An average speed limit of 50mph should be introduced to tackle congestion on the M4 around Newport, the commission set up after the decision to scrap the relief road has said.
South East Wales Transport Commission recommended “fast-track” measures to ease traffic at the Brynglas tunnels.
These would help reduce the “ripple effect” of changes in speed which disrupt traffic, it said.
The 50mph limit between junctions 24 and 28 would apply all day.
In a progress report on its work, the commission conceded this would mean slower travel times for vehicles at off-peak times.
“It is worth noting the case for 50mph speed control goes beyond congestion alleviation. There are also good arguments from an emissions and road safety perspective – these apply to all parts of the day,” it said.
It also recommended providing “additional lane guidance” on the westbound approach to the tunnels and collapsible bollards to prevent late lane changes.
The report called for better traffic officer support, with formalised response time targets and a wider patrol area to cover the A48 and A4810 in Newport.
Why is traffic so bad at the Brynglas tunnels?
The commission looked at the M4 between junctions 23 and 29.
The report said: “Congestion worsens when vehicles travel at different speeds and frequently change lanes. This is particularly significant when approaching the Brynglas tunnels at peak times.
“We believe there are some traffic management measures that can help alleviate some of the problem.”
The report said the M4 near Newport was the fourth most congested stretch of urban motorway in the UK and ranked in the top 50 hotspots in Europe.
It found the motorway struggled to provide reliable travel for more than 3,000 to 4,000 vehicles per hour – at peak times, traffic approaching the tunnels was about 4,000 to 5,000 vehicles per hour.
The majority of journeys involved Cardiff, Newport and Bristol and data suggested there were more people living in Wales and working in England than the reverse, it said.
Congestion was a symptom of broader issues, it added, “in particular the lack of viable or attractive alternative transport options”.
“Our initial analysis shows that for trips within the region, private car travel on the motorway is very often both quicker and cheaper than public transport, even accounting for congestion. This understandably prompts people to use their cars.”
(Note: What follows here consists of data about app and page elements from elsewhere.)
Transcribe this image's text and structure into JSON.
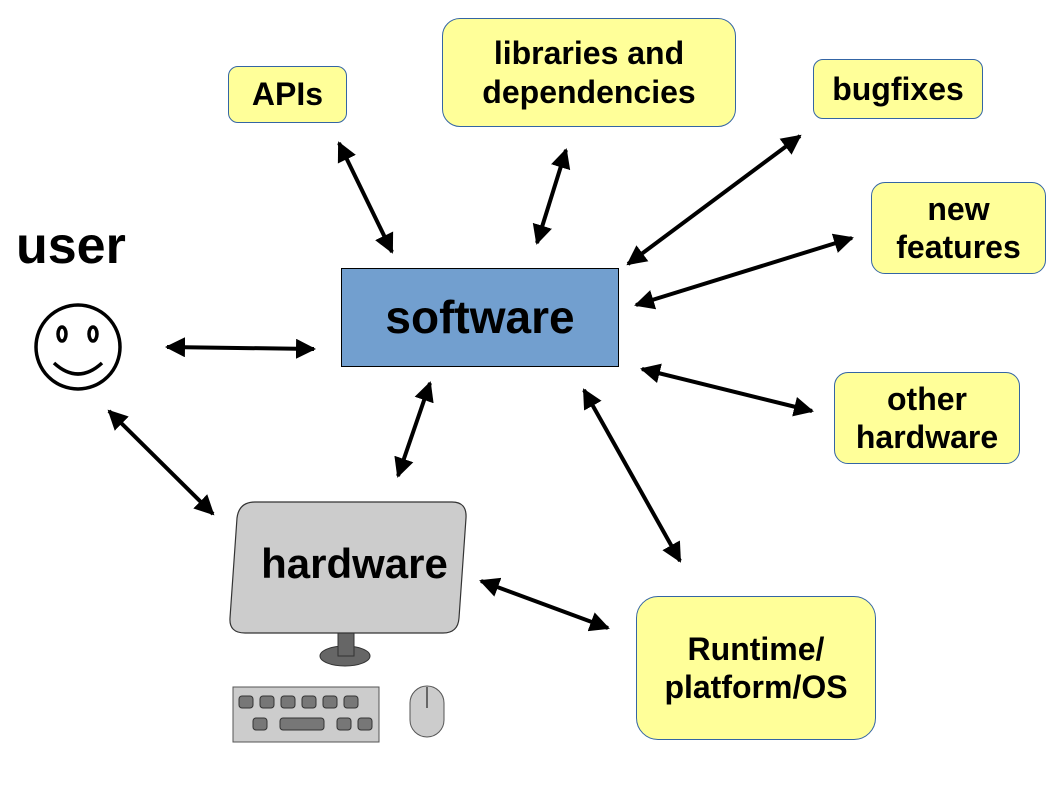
{
  "diagram": {
    "center": "software",
    "user_label": "user",
    "hardware_label": "hardware",
    "nodes": {
      "apis": "APIs",
      "libraries": "libraries and\ndependencies",
      "bugfixes": "bugfixes",
      "new_features": "new\nfeatures",
      "other_hardware": "other\nhardware",
      "runtime": "Runtime/\nplatform/OS"
    },
    "connections": [
      {
        "from": "software",
        "to": "APIs",
        "type": "bidirectional"
      },
      {
        "from": "software",
        "to": "libraries and dependencies",
        "type": "bidirectional"
      },
      {
        "from": "software",
        "to": "bugfixes",
        "type": "bidirectional"
      },
      {
        "from": "software",
        "to": "new features",
        "type": "bidirectional"
      },
      {
        "from": "software",
        "to": "other hardware",
        "type": "bidirectional"
      },
      {
        "from": "software",
        "to": "Runtime/platform/OS",
        "type": "bidirectional"
      },
      {
        "from": "software",
        "to": "hardware",
        "type": "bidirectional"
      },
      {
        "from": "software",
        "to": "user",
        "type": "bidirectional"
      },
      {
        "from": "user",
        "to": "hardware",
        "type": "bidirectional"
      },
      {
        "from": "hardware",
        "to": "Runtime/platform/OS",
        "type": "bidirectional"
      }
    ],
    "colors": {
      "software_fill": "#729fcf",
      "note_fill": "#ffff99",
      "note_border": "#3465a4",
      "hardware_fill": "#cccccc",
      "hardware_dark": "#666666"
    }
  }
}
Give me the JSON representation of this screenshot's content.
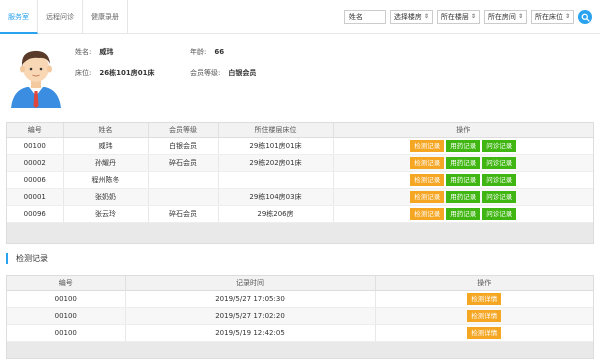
{
  "tabs": [
    {
      "label": "服务室",
      "active": true
    },
    {
      "label": "远程问诊",
      "active": false
    },
    {
      "label": "健康录册",
      "active": false
    }
  ],
  "filters": {
    "name_placeholder": "姓名",
    "selects": [
      "选择楼房",
      "所在楼层",
      "所在房间",
      "所在床位"
    ]
  },
  "profile": {
    "name_label": "姓名:",
    "name_value": "威玮",
    "age_label": "年龄:",
    "age_value": "66",
    "bed_label": "床位:",
    "bed_value": "26栋101房01床",
    "level_label": "会员等级:",
    "level_value": "白银会员"
  },
  "members_table": {
    "headers": [
      "编号",
      "姓名",
      "会员等级",
      "所住楼层床位",
      "操作"
    ],
    "action_labels": [
      "检测记录",
      "用药记录",
      "问诊记录"
    ],
    "rows": [
      {
        "id": "00100",
        "name": "威玮",
        "level": "白银会员",
        "bed": "29栋101房01床"
      },
      {
        "id": "00002",
        "name": "孙耀丹",
        "level": "碎石会员",
        "bed": "29栋202房01床"
      },
      {
        "id": "00006",
        "name": "程州陈冬",
        "level": "",
        "bed": ""
      },
      {
        "id": "00001",
        "name": "张奶奶",
        "level": "",
        "bed": "29栋104房03床"
      },
      {
        "id": "00096",
        "name": "张云玲",
        "level": "碎石会员",
        "bed": "29栋206房"
      }
    ]
  },
  "records_section": {
    "title": "检测记录",
    "headers": [
      "编号",
      "记录时间",
      "操作"
    ],
    "action_label": "检测详情",
    "rows": [
      {
        "id": "00100",
        "time": "2019/5/27 17:05:30"
      },
      {
        "id": "00100",
        "time": "2019/5/27 17:02:20"
      },
      {
        "id": "00100",
        "time": "2019/5/19 12:42:05"
      }
    ]
  },
  "colors": {
    "accent": "#29a3f0",
    "orange_button": "#f5a623",
    "green_button": "#3fb611"
  },
  "icons": {
    "search": "search-icon",
    "avatar": "avatar"
  }
}
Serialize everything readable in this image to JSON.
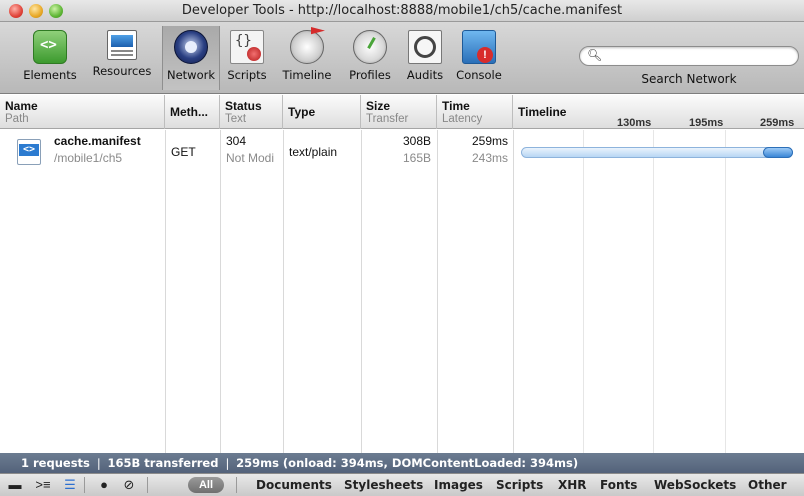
{
  "window": {
    "title": "Developer Tools - http://localhost:8888/mobile1/ch5/cache.manifest"
  },
  "toolbar": {
    "items": [
      {
        "label": "Elements",
        "icon": "elements-icon"
      },
      {
        "label": "Resources",
        "icon": "resources-icon"
      },
      {
        "label": "Network",
        "icon": "network-icon",
        "active": true
      },
      {
        "label": "Scripts",
        "icon": "scripts-icon"
      },
      {
        "label": "Timeline",
        "icon": "timeline-icon"
      },
      {
        "label": "Profiles",
        "icon": "profiles-icon"
      },
      {
        "label": "Audits",
        "icon": "audits-icon"
      },
      {
        "label": "Console",
        "icon": "console-icon"
      }
    ],
    "search": {
      "value": "",
      "label": "Search Network"
    }
  },
  "grid": {
    "headers": {
      "name": {
        "top": "Name",
        "sub": "Path"
      },
      "method": {
        "top": "Meth..."
      },
      "status": {
        "top": "Status",
        "sub": "Text"
      },
      "type": {
        "top": "Type"
      },
      "size": {
        "top": "Size",
        "sub": "Transfer"
      },
      "time": {
        "top": "Time",
        "sub": "Latency"
      },
      "timeline": {
        "top": "Timeline"
      },
      "ticks": [
        "130ms",
        "195ms",
        "259ms"
      ]
    },
    "rows": [
      {
        "name": "cache.manifest",
        "path": "/mobile1/ch5",
        "method": "GET",
        "status": "304",
        "status_text": "Not Modi",
        "type": "text/plain",
        "size": "308B",
        "transfer": "165B",
        "time": "259ms",
        "latency": "243ms"
      }
    ]
  },
  "statusbar": {
    "text": "1 requests  ❘  165B transferred  ❘  259ms (onload: 394ms, DOMContentLoaded: 394ms)"
  },
  "bottombar": {
    "all_label": "All",
    "filters": [
      "Documents",
      "Stylesheets",
      "Images",
      "Scripts",
      "XHR",
      "Fonts",
      "WebSockets",
      "Other"
    ]
  }
}
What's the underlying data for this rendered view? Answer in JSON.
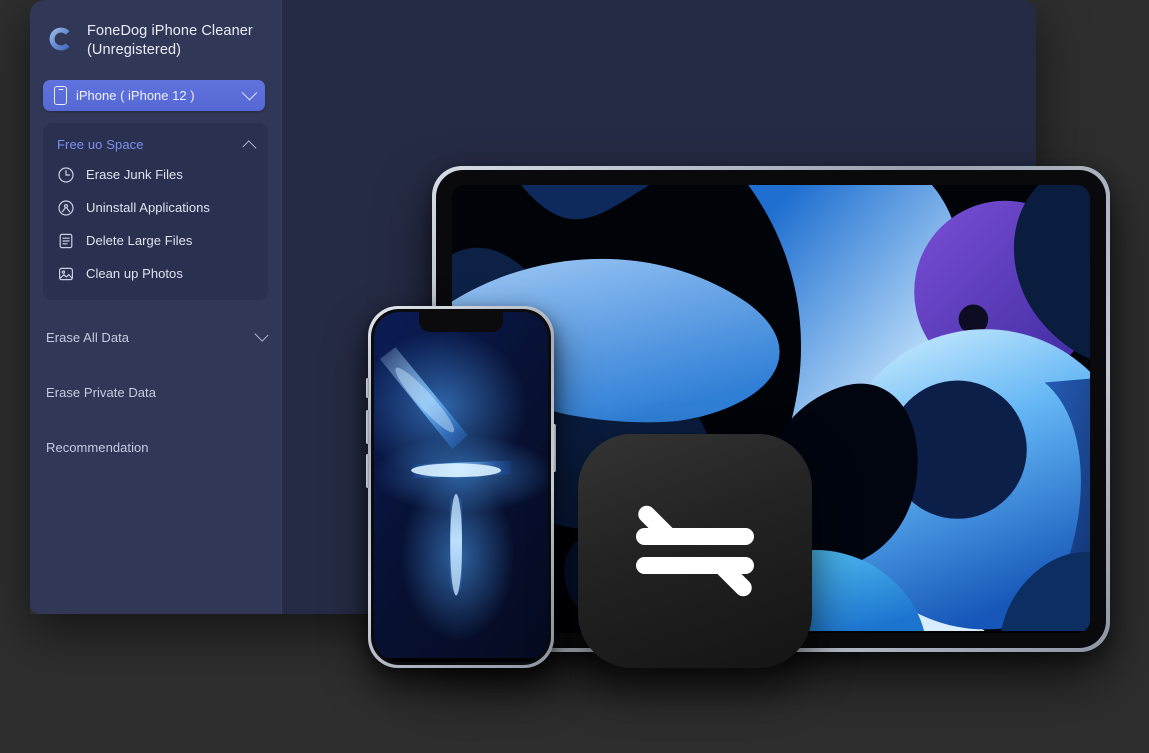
{
  "app": {
    "title": "FoneDog iPhone  Cleaner (Unregistered)",
    "logo_icon": "fonedog-c-logo-icon",
    "window_bg": "#262b45",
    "sidebar_bg": "#313756",
    "accent": "#5f72dd",
    "group_accent": "#7e90f0",
    "page_bg": "#2e2e2e"
  },
  "device_selector": {
    "icon": "phone-icon",
    "value": "iPhone ( iPhone 12 )",
    "chevron_icon": "chevron-down-icon"
  },
  "sidebar": {
    "groups": [
      {
        "label": "Free uo Space",
        "expanded": true,
        "chevron_icon": "chevron-up-icon",
        "items": [
          {
            "label": "Erase Junk Files",
            "icon": "clock-icon"
          },
          {
            "label": "Uninstall Applications",
            "icon": "uninstall-app-icon"
          },
          {
            "label": "Delete Large Files",
            "icon": "document-lines-icon"
          },
          {
            "label": "Clean up Photos",
            "icon": "photo-icon"
          }
        ]
      }
    ],
    "rows": [
      {
        "label": "Erase All Data",
        "chevron_icon": "chevron-down-icon",
        "has_chevron": true
      },
      {
        "label": "Erase Private Data",
        "has_chevron": false
      },
      {
        "label": "Recommendation",
        "has_chevron": false
      }
    ]
  },
  "main": {
    "devices": [
      {
        "name": "ipad",
        "wallpaper": "abstract-blue-purple-shapes"
      },
      {
        "name": "iphone",
        "wallpaper": "blue-light-streaks"
      },
      {
        "name": "transfer-app-icon",
        "glyph": "two-way-arrows-icon"
      }
    ]
  }
}
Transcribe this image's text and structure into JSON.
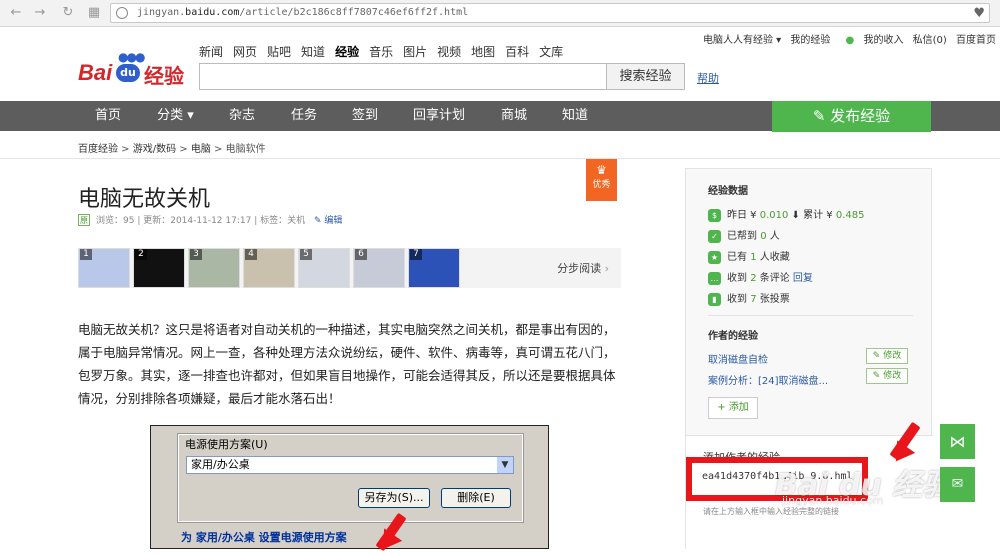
{
  "browser": {
    "url_prefix": "jingyan.",
    "url_domain": "baidu.com",
    "url_path": "/article/b2c186c8ff7807c46ef6ff2f.html"
  },
  "top_links": [
    "电脑人人有经验 ▾",
    "我的经验",
    "我的收入",
    "私信(0)",
    "百度首页"
  ],
  "logo": {
    "bai": "Bai",
    "du": "du",
    "jingyan": "经验"
  },
  "product_nav": [
    "新闻",
    "网页",
    "贴吧",
    "知道",
    "经验",
    "音乐",
    "图片",
    "视频",
    "地图",
    "百科",
    "文库"
  ],
  "product_nav_current": "经验",
  "search": {
    "button": "搜索经验",
    "help": "帮助",
    "value": ""
  },
  "main_nav": {
    "items": [
      "首页",
      "分类 ▾",
      "杂志",
      "任务",
      "签到",
      "回享计划",
      "商城",
      "知道"
    ],
    "publish": "发布经验"
  },
  "breadcrumb": [
    "百度经验",
    "游戏/数码",
    "电脑",
    "电脑软件"
  ],
  "article": {
    "title": "电脑无故关机",
    "badge": "优秀",
    "yuan": "原",
    "views": "浏览：95",
    "updated": "更新：2014-11-12 17:17",
    "tags": "标签：关机",
    "edit": "编辑",
    "steps_label": "分步阅读",
    "thumb_numbers": [
      "1",
      "2",
      "3",
      "4",
      "5",
      "6",
      "7"
    ],
    "paragraph": "电脑无故关机？这只是将语者对自动关机的一种描述，其实电脑突然之间关机，都是事出有因的，属于电脑异常情况。网上一查，各种处理方法众说纷纭，硬件、软件、病毒等，真可谓五花八门，包罗万象。其实，逐一排查也许都对，但如果盲目地操作，可能会适得其反，所以还是要根据具体情况，分别排除各项嫌疑，最后才能水落石出！"
  },
  "screenshot": {
    "group_label": "电源使用方案(U)",
    "selected": "家用/办公桌",
    "save_as": "另存为(S)...",
    "delete": "删除(E)",
    "bottom": "为 家用/办公桌 设置电源使用方案"
  },
  "sidebar": {
    "data_title": "经验数据",
    "stats": [
      {
        "prefix": "昨日 ¥ ",
        "value": "0.010",
        "mid": " ⬇ 累计 ¥ ",
        "value2": "0.485",
        "suffix": ""
      },
      {
        "prefix": "已帮到 ",
        "value": "0",
        "mid": " 人",
        "value2": "",
        "suffix": ""
      },
      {
        "prefix": "已有 ",
        "value": "1",
        "mid": " 人收藏",
        "value2": "",
        "suffix": ""
      },
      {
        "prefix": "收到 ",
        "value": "2",
        "mid": " 条评论 ",
        "value2": "",
        "suffix": "回复"
      },
      {
        "prefix": "收到 ",
        "value": "7",
        "mid": " 张投票",
        "value2": "",
        "suffix": ""
      }
    ],
    "author_title": "作者的经验",
    "author_items": [
      "取消磁盘自检",
      "案例分析：[24]取消磁盘..."
    ],
    "edit_label": "修改",
    "add_label": "+ 添加",
    "add_title": "添加作者的经验",
    "input_value": "ea41d4370f4b1…4ib 9.6.hml",
    "hint": "请在上方输入框中输入经验完整的链接"
  },
  "watermark": {
    "logo": "Bai du 经验",
    "url": "jingyan.baidu.com"
  },
  "colors": {
    "accent": "#4fb64e",
    "brand_red": "#d2282c",
    "nav_bg": "#5d5d5d",
    "link": "#2b5aa8",
    "annotation": "#e8161b"
  }
}
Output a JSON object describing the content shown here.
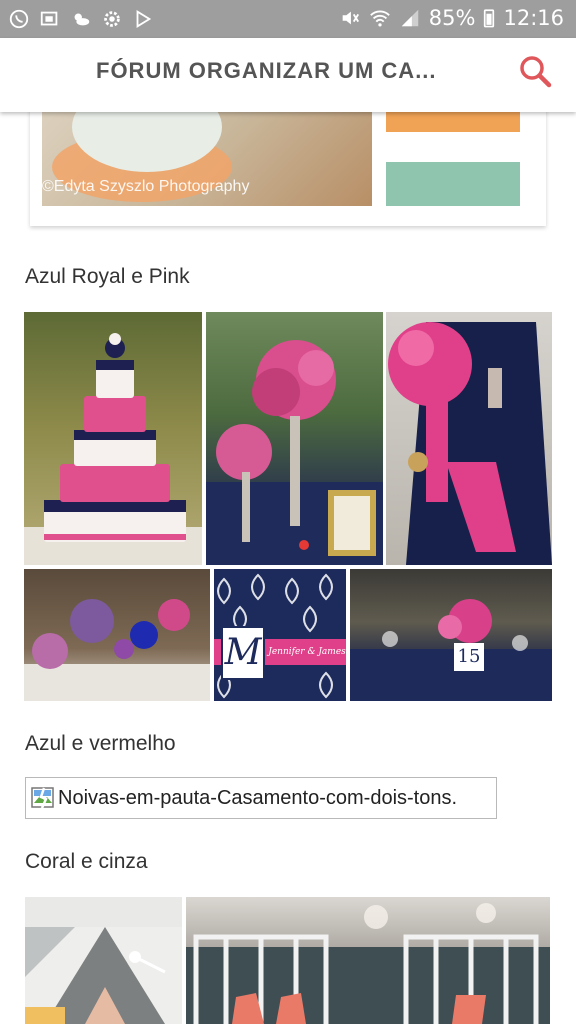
{
  "status_bar": {
    "battery": "85%",
    "time": "12:16"
  },
  "app_bar": {
    "title": "FÓRUM ORGANIZAR UM CA..."
  },
  "previous_card": {
    "watermark": "©Edyta Szyszlo Photography"
  },
  "sections": [
    {
      "title": "Azul Royal e Pink"
    },
    {
      "title": "Azul e vermelho",
      "broken_image_alt": "Noivas-em-pauta-Casamento-com-dois-tons."
    },
    {
      "title": "Coral e cinza"
    }
  ],
  "monogram": {
    "letter": "M",
    "names": "Jennifer & James"
  },
  "table_number": "15",
  "colors": {
    "accent": "#e53935",
    "navy": "#1d2a5c",
    "pink": "#e0408a",
    "coral": "#e97a68"
  }
}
What could happen in the long term?
The report said there was “merit” in improving alternative forms of transport for the most popular journeys.
The commission said its considerations would include:
- options for better cycle routes between Cardiff and Newport
- how to manage demand for different types of transport at different times, including charges that could provide funding for public transport
- ways to promote public transport to get people out of their cars, including better information, ticketing, and working with larger employers
- how to improve public transport to give more choice for journeys between Cardiff, Newport and Bristol.
The commission said it aimed to publish an interim report in the spring 2020 and a final report around the end of 2020.
What have business groups said?
CBI Wales director Ian Price said the report was disappointing and the recommendations would “do very little to help anyone”.
“Business keenly awaits the second part of the commission’s work. South Wales deserves a road fit for the future. The government must do more than just solve congestion – it must give the region room to grow,” he said.
Ben Francis, FSB Wales policy chairman, said it was crucial improvements were made “on this vital infrastructure corridor”.
“As the commission’s report recognises, road-based solutions are not the only answer to transport issues in south Wales… Providing reliable, good quality public transport through the South Wales Metro and other options will be as important for the overall transport issues in south Wales.”